Introduction Chapter One. The Roman Era Decline in trade and population within the Roman Empire in the 3rd century. Weakening within Rome. The Hun Empire pushing the Germanic peoples westwards and south into the Roman Empire. In the Gothic War (376-382), the Goths revolted and confronted the main Roman army in the Battle of Adrianople (378). The Barbarian invasions. Chapter Two. The Barbarian Kingdoms The Franks, Visigoths, Ostrogoths, Vandals, Lombards, Avars, Bulgars. Increasingly localized societies. Collapse in long distance trade and manufacturing. Decline in education, organizations and administrations. A retreat in agriculture and reclaiming by forest of some land. Chapter Three. Britain A series of settlements by Germanic peoples (the Anglo-Saxons) began in the early fifth century, and by the sixth century the island would consist of many small kingdoms engaged in ongoing warfare with each other. Chapter Four. The Church Rome became the centre of the Catholic Church. The spread of Christianity across northern Europe. Arianism. Monasteries became the centres of learning. Monks christianised the British Isles. The Byzantine Church and continuity of the Roman Empire in the East. The Challenge of Islam. The sophistication of Islamic Spain, where 9th century Cordoda was one of the world's largest and most developed cities. Chapter Five. The Norsemen Beginning in 789AD, the Vikings raided monasteries, sacked cities and invaded western Europe. They looted and enslaved their enemies. But that is only part of their story. In long boats they discovered Iceland and America (both by accident) and also sailed up the Seine to Paris (which they sacked). They settled from Newfoundland to Russia, founded Dublin and fought battles as far afield as the Caspian Sea. Chapter Six. Kingdoms of Europe The last 200 years of the 'Dark Ages' saw the emergence of powerful feudal kingdoms that would shape the fate of Europe for the next centuries. Frankish Empire, Norse raids in Europe, Scandinavian Kingdoms, Feudalism, The Normans, The legacy. Bibliography Index
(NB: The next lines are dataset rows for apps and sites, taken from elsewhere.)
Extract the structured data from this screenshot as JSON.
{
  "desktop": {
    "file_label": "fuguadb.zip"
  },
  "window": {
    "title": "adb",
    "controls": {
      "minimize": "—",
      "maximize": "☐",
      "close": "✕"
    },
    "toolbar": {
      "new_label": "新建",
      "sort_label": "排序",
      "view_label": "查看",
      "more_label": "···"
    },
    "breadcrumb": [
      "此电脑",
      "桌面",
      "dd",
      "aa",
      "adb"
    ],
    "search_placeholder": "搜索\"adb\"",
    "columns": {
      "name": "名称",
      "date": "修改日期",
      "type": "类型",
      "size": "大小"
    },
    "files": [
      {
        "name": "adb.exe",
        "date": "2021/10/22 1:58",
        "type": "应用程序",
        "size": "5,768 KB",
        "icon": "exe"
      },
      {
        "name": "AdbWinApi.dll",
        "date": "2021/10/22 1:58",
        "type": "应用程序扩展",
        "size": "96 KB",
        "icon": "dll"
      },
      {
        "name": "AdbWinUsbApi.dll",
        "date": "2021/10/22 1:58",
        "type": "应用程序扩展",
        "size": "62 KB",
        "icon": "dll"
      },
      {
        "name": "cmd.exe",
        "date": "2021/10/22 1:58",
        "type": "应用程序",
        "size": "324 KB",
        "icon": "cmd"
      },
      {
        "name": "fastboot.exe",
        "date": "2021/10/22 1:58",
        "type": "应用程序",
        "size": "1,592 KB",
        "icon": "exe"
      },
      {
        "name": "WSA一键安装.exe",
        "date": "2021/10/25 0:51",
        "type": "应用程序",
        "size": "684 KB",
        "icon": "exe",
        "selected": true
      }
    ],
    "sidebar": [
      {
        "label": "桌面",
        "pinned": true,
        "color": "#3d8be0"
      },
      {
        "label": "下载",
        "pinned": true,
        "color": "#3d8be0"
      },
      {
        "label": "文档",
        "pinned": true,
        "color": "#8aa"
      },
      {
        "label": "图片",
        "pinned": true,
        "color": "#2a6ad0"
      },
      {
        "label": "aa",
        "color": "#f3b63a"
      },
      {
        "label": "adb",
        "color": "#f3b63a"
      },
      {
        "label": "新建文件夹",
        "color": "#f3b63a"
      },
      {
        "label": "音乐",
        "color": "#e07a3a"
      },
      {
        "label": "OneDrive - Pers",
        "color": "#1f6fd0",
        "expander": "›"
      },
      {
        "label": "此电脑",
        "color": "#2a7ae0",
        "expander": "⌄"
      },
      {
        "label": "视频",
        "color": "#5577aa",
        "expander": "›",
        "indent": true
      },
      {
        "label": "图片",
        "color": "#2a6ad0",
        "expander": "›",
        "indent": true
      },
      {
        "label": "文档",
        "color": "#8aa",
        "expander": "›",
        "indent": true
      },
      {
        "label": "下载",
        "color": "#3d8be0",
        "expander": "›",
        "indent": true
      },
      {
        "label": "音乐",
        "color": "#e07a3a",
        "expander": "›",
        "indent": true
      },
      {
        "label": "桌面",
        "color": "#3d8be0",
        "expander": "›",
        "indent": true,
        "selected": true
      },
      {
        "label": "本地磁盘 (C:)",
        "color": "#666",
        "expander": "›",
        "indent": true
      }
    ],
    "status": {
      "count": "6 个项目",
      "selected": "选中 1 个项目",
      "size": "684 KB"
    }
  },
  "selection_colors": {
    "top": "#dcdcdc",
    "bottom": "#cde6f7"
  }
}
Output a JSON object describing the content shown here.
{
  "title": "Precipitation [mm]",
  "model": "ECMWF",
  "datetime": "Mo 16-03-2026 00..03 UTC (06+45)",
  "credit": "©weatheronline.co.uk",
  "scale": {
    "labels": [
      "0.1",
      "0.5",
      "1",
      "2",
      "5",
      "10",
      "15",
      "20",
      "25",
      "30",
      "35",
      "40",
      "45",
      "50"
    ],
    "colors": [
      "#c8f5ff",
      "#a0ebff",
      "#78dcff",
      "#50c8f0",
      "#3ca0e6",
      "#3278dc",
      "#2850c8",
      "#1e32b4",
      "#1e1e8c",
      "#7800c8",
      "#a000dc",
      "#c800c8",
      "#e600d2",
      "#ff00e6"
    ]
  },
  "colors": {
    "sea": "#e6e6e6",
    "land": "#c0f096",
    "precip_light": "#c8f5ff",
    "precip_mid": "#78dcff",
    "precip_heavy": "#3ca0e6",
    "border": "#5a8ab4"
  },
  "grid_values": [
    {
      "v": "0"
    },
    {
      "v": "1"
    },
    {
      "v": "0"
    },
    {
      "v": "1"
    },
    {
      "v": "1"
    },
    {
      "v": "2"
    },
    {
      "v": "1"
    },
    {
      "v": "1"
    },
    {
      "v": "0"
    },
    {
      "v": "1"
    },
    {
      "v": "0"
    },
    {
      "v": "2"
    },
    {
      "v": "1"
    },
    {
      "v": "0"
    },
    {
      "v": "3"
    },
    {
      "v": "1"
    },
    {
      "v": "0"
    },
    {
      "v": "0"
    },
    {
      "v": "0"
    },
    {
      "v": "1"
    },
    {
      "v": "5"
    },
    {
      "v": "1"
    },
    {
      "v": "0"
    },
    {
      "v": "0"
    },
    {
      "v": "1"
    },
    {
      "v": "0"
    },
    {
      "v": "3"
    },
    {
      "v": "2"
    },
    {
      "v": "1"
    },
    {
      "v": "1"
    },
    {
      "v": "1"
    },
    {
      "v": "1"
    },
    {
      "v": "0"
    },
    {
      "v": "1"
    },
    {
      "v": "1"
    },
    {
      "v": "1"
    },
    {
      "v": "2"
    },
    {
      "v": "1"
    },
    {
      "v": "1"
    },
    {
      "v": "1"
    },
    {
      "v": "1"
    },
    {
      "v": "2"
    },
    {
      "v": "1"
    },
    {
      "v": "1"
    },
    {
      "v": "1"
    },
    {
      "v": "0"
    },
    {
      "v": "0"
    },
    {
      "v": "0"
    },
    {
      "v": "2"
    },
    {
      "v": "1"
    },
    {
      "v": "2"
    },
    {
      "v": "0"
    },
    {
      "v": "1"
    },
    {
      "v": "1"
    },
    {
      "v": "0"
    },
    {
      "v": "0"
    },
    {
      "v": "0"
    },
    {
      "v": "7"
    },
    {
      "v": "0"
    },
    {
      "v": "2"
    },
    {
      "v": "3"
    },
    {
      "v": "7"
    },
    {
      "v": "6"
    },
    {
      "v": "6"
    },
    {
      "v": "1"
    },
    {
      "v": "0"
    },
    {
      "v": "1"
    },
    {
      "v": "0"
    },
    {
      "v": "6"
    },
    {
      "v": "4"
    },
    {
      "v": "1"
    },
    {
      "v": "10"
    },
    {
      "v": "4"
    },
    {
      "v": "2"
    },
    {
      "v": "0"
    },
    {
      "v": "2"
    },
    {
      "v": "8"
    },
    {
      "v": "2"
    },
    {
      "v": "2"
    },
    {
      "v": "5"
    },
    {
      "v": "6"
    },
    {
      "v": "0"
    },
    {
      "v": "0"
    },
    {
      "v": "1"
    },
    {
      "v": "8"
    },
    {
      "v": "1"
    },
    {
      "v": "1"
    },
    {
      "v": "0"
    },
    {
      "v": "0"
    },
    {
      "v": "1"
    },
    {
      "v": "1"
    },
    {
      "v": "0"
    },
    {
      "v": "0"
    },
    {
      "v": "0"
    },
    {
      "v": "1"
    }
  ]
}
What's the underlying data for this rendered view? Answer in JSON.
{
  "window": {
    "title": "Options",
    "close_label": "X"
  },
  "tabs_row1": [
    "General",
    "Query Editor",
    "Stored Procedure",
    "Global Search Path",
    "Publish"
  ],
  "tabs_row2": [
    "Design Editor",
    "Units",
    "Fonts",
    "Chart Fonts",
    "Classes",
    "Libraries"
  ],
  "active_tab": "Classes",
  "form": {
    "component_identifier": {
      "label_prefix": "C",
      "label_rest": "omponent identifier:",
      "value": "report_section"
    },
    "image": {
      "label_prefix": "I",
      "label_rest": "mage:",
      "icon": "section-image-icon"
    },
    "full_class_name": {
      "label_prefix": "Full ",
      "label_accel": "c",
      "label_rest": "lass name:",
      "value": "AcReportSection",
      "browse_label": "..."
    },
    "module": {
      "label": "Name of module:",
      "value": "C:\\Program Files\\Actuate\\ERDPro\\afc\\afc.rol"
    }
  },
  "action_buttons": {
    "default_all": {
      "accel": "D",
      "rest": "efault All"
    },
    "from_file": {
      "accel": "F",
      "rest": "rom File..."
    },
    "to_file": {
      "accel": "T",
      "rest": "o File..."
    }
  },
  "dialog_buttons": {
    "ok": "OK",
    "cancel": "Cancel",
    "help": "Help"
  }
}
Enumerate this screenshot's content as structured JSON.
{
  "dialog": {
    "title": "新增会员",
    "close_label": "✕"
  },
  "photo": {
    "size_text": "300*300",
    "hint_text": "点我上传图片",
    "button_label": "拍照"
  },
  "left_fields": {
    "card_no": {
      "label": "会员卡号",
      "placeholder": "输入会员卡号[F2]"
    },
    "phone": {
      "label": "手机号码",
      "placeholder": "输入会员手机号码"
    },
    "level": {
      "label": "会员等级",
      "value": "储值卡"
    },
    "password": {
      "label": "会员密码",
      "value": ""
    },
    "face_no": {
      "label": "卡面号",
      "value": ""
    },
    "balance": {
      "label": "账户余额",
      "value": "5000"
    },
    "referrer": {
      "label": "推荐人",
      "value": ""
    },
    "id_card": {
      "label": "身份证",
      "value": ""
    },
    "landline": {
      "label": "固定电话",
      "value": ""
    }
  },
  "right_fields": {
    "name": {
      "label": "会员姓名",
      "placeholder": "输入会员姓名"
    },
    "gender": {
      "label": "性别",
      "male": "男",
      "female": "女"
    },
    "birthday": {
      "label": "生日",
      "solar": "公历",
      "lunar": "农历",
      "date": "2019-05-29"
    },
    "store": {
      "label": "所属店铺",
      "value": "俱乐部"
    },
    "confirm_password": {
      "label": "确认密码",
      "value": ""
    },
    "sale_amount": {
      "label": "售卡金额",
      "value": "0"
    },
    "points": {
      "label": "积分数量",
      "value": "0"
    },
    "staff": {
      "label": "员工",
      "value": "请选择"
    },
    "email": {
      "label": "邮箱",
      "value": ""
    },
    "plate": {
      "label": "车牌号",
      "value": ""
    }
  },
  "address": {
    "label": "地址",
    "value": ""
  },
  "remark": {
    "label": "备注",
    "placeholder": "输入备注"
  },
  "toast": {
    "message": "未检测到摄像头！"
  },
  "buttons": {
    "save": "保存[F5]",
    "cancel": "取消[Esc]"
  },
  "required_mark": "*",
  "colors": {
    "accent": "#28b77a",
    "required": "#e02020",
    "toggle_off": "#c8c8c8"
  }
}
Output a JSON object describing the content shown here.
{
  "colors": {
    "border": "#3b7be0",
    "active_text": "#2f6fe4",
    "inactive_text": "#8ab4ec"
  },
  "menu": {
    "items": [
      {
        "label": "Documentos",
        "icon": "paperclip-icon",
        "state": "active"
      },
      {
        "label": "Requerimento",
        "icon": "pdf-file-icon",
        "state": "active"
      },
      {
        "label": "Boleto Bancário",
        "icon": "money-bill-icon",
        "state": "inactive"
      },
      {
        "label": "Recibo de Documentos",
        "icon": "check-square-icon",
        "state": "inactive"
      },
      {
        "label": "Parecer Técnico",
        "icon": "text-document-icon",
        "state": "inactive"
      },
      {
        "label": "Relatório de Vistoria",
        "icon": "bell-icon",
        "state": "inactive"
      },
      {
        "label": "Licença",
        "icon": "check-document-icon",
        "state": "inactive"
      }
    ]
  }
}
Fully illustrated exploration of this often-overlooked period in early medieval history
Martin J. Dougherty is a freelance writer specializing in military and defence topics. He is the author of Medieval Warrior, SAS and Elite Forces Guide Extreme Unarmed Combat, and SAS and Elite Forces Guide Sniper, Small Arms: From the Civil War to the Present Day, and books on personal self-defence. He lives in northern England.